Catherine Called Birdy features a pleasant, tuned-in script from Dunham, but the whole project is undermined by an unfortunate lack of aesthetic character.
Her short leave of absence from Hollywood seemingly deepening her desire to go further into the machine, Lena Dunham has returned to feature film directing in a big way this year, first with the recent, modestly budgeted indie Sharp Stick (released by Utopia), and now with the presumably more lavishly budgeted Catherine Called Birdy for Amazon. Surely the largest production of Dunham’s career thus far, this semi-contemporized adaptation of Karen Cushman’s much-awarded 1994 YA novel confirms the former post-mumblecore auteur/HBO mainstay as a legit studio filmmaker. This undoubtedly counts as new territory for Dunham in terms of demographic, genre, and general reach, yet Catherine Called Birdy doesn’t stray much further from the writer/director’s usual beats.
Set in England at the close of the 13th century, Dunham’s film is firmly rooted in her protagonist’s POV, the source material’s diary format approximated via snarky, Scott Pilgrim-esque on-screen text and substantial voiceover. The protagonist in question is Catherine, or alternately, Birdy (Bella Ramsey, one of a few actors borrowed from Game of Thrones), the fourteen-year-old daughter of Lord Rollo (an oafish Andrew Scott) and Lady Aislinn (Billie Piper). A semi-prominent family on the verge of financial ruin and social ostracization and with a new baby on the way, Rollo sees Catherine as a solution to all these woes, a valuable asset to be married off to a man of stature in exchange for a substantial dowry and more sturdy social standing. An articulate, precocious child of a pretty classic YA mold, Catherine naturally detests the idea of being traded off to a man potentially several decades her senior, and schemes to avoid this fate, yearning instead to have mud fights with the local shepherd boys and perhaps join the monastery as her brother did. Able to delay courtship for a time by hiding her menstrual blood-soaked rags from her parents, her stash is eventually discovered and she’s forced to escalate her tactics, scaring off a series of thirsty men with increasingly outlandish performances of derangement before meeting her match in a particularly grimy man referred to as “Shaggy Beard.”
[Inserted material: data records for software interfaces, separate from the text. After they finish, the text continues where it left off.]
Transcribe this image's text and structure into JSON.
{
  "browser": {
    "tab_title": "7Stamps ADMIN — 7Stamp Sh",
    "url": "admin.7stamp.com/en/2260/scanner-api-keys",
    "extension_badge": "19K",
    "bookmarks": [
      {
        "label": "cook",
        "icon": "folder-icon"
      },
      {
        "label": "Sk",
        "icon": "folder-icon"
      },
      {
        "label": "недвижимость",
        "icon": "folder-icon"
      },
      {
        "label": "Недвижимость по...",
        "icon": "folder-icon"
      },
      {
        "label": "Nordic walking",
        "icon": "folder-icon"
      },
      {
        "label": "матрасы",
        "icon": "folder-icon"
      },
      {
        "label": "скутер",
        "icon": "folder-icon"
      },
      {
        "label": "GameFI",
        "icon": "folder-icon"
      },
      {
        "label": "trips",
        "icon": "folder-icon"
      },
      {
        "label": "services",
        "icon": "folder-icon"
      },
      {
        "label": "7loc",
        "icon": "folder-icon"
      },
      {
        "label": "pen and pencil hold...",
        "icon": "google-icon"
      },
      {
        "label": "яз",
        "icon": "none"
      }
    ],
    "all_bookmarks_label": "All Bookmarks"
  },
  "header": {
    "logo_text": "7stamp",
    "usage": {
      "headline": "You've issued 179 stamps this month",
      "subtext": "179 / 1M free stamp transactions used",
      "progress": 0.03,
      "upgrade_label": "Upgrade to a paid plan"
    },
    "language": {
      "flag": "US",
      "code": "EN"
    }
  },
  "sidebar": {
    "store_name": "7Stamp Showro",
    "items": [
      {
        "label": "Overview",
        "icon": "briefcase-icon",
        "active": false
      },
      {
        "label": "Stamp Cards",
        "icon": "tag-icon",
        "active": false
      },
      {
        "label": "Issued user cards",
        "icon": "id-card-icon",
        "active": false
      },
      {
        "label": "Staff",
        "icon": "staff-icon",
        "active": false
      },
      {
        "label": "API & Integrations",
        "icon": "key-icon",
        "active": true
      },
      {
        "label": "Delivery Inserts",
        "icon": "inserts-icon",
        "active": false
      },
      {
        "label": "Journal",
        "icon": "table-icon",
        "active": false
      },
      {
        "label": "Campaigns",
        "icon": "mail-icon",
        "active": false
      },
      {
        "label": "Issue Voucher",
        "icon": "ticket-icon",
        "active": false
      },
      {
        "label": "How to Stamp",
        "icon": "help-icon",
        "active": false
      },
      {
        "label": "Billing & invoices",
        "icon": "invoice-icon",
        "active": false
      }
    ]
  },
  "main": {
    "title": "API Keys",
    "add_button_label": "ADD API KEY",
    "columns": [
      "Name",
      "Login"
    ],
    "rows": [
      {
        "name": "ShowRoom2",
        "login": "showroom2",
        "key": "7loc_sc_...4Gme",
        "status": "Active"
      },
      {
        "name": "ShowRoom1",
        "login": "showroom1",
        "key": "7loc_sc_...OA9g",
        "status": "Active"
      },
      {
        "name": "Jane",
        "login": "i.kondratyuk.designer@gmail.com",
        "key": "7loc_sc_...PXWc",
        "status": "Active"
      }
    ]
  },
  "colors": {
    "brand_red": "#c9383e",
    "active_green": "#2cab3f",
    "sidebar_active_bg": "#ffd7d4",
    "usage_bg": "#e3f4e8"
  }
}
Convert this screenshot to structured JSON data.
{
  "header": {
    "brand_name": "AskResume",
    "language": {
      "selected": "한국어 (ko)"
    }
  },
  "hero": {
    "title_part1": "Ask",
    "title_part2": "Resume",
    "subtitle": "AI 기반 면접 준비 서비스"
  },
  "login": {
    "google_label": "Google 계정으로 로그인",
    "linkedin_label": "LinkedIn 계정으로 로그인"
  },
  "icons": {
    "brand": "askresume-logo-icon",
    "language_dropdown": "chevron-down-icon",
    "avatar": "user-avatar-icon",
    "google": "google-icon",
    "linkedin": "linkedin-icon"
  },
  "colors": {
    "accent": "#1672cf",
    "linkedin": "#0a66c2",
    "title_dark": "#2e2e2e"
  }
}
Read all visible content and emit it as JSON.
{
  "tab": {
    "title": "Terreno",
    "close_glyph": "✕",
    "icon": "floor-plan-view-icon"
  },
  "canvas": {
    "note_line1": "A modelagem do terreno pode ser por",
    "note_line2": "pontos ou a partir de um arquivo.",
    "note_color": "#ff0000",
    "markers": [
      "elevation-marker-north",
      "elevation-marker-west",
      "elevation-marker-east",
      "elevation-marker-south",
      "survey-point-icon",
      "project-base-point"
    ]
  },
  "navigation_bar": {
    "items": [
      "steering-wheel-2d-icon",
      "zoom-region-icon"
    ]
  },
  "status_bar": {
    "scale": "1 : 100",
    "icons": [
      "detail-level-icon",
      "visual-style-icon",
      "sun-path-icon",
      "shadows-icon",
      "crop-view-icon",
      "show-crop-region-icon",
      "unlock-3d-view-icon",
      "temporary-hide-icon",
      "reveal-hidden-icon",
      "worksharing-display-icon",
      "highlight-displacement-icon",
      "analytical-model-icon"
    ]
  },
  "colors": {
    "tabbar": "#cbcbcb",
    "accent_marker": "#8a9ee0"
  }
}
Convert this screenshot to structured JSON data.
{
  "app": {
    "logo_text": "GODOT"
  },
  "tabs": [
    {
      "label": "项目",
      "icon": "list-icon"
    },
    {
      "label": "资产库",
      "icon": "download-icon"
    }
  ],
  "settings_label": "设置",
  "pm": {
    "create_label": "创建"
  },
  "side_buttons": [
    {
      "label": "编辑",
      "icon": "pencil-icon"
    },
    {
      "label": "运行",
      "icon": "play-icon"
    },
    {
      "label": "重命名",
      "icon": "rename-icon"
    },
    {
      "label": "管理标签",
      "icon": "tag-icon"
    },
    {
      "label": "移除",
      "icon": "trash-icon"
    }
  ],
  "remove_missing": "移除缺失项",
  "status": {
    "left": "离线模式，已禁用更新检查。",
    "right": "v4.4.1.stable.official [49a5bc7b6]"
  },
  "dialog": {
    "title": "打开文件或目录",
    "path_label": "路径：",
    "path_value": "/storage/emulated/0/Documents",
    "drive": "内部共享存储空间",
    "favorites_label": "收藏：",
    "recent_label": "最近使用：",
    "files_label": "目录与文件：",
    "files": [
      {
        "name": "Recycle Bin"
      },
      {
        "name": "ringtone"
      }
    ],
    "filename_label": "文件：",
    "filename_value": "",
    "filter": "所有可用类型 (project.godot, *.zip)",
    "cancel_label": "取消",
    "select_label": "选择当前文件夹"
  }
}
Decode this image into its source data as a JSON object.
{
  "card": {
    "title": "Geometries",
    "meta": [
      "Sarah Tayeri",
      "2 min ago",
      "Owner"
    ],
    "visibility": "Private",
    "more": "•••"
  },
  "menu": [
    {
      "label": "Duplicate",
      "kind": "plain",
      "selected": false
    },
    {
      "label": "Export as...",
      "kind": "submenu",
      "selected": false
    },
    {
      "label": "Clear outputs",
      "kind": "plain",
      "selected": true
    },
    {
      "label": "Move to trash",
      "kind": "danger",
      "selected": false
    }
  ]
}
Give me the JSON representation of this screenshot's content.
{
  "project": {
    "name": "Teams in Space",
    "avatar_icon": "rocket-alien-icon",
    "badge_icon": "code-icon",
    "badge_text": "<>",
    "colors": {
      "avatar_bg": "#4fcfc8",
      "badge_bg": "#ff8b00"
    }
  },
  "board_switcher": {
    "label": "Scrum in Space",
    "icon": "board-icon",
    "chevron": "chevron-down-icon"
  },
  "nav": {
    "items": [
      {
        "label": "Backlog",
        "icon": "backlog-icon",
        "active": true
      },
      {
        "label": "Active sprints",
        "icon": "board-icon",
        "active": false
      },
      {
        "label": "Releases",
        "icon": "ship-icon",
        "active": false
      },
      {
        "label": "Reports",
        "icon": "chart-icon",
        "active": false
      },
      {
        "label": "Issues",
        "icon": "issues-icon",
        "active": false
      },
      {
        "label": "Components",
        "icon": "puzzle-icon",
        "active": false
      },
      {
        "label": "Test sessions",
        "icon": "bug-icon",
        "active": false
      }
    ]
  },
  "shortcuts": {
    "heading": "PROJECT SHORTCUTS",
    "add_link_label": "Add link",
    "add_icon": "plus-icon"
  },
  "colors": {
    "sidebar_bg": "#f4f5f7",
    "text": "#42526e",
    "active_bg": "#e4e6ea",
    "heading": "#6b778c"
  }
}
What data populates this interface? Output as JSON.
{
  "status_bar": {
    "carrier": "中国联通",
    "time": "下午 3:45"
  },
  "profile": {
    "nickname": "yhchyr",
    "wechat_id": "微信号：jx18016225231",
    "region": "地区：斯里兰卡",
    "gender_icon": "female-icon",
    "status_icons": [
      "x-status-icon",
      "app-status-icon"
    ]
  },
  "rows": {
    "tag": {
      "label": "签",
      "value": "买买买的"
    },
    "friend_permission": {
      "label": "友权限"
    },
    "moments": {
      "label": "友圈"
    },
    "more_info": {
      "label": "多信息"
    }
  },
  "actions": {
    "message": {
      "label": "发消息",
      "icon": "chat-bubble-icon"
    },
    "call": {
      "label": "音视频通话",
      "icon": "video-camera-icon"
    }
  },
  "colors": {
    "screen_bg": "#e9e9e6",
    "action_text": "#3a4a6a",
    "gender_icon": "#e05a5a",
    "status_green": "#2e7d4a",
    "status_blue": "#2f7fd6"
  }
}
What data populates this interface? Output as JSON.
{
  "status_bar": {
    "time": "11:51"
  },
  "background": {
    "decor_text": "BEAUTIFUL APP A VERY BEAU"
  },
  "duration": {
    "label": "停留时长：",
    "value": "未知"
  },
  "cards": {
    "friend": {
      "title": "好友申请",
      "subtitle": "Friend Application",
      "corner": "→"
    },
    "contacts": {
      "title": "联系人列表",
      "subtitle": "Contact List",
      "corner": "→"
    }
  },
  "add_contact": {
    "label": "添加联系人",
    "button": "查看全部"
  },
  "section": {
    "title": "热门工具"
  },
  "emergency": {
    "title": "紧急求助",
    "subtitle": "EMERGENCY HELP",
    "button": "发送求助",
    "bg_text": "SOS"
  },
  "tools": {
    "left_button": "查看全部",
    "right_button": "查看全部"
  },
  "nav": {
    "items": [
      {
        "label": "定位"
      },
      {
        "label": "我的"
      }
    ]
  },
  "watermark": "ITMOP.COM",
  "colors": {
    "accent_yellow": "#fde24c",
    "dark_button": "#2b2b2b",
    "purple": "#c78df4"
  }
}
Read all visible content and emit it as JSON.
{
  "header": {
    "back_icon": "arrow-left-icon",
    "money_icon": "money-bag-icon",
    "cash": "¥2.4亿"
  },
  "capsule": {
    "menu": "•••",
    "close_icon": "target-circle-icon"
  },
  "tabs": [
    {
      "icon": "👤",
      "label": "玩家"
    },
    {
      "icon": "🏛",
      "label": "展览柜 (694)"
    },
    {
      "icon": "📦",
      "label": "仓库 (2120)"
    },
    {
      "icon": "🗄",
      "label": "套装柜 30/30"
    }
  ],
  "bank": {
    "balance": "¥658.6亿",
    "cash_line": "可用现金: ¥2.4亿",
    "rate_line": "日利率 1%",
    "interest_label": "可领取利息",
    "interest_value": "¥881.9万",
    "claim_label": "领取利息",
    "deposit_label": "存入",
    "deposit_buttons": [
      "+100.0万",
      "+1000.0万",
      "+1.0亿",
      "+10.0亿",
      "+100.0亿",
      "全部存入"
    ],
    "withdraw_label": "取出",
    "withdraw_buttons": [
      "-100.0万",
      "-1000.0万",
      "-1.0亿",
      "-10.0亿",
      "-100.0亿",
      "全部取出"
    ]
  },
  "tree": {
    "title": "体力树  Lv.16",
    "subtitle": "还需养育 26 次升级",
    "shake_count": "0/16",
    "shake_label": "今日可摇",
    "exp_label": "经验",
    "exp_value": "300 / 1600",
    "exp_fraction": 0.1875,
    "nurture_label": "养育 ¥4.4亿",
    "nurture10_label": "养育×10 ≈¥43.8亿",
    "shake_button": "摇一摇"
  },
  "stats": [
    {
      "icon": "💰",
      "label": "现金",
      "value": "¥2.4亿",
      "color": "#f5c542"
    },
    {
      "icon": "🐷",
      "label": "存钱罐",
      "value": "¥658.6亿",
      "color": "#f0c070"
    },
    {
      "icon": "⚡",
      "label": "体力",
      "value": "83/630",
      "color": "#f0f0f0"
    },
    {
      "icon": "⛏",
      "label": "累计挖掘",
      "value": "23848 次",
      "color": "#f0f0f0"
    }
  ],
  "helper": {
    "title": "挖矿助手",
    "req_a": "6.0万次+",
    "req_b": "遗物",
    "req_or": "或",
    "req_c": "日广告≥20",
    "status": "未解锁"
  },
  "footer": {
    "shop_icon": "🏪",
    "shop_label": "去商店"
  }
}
Dunham’s screenplay does an admirable job establishing and taking seriously the particularly grim stakes facing Catherine, and indeed, Catherine Called Birdy’s best quality is its respect for its intended audience (presumably young women of a similar age to the title character). It’s a demo that Dunham has a natural facility communicating with, and much of the film’s messaging and themes feel in line with her Rookie Mag collabs of yore, but it’s hard to imagine Catherine Called Birdy catching on too far outside that spectrum, the proceedings heavy on YA tropes that probably felt a little fresher in ‘94. Unfortunately, there isn’t a lot else latch onto here, with Dunham trading down from Sharp Stick DP Ashley Connor to streaming service cameraman Laurie Rose (Netflix’s Rebecca, Peaky Blinders), who brings a digital flatness to this colorfully scripted movie. Similarly, the film’s soundtrack is populated with a number of anachronistic covers performed by Dunham’s husband Luis Feber, songs like Mazzy Star’s “Fade Into You” and The Angels “My Boyfriend’s Back” transformed into drab indie rock for some reason; a lot of extra work for decidedly more boring results. While her writing and the performances she coaxes from her actors remain assured and worthy of an Amazon budget, her aesthetic sensibility is challenged by the scope of her project, and ultimately, unfortunately, ignored all together.
You can streaming Lena Dunham’s Catherine Called Birdy on Amazon Prime Video beginning on September 23.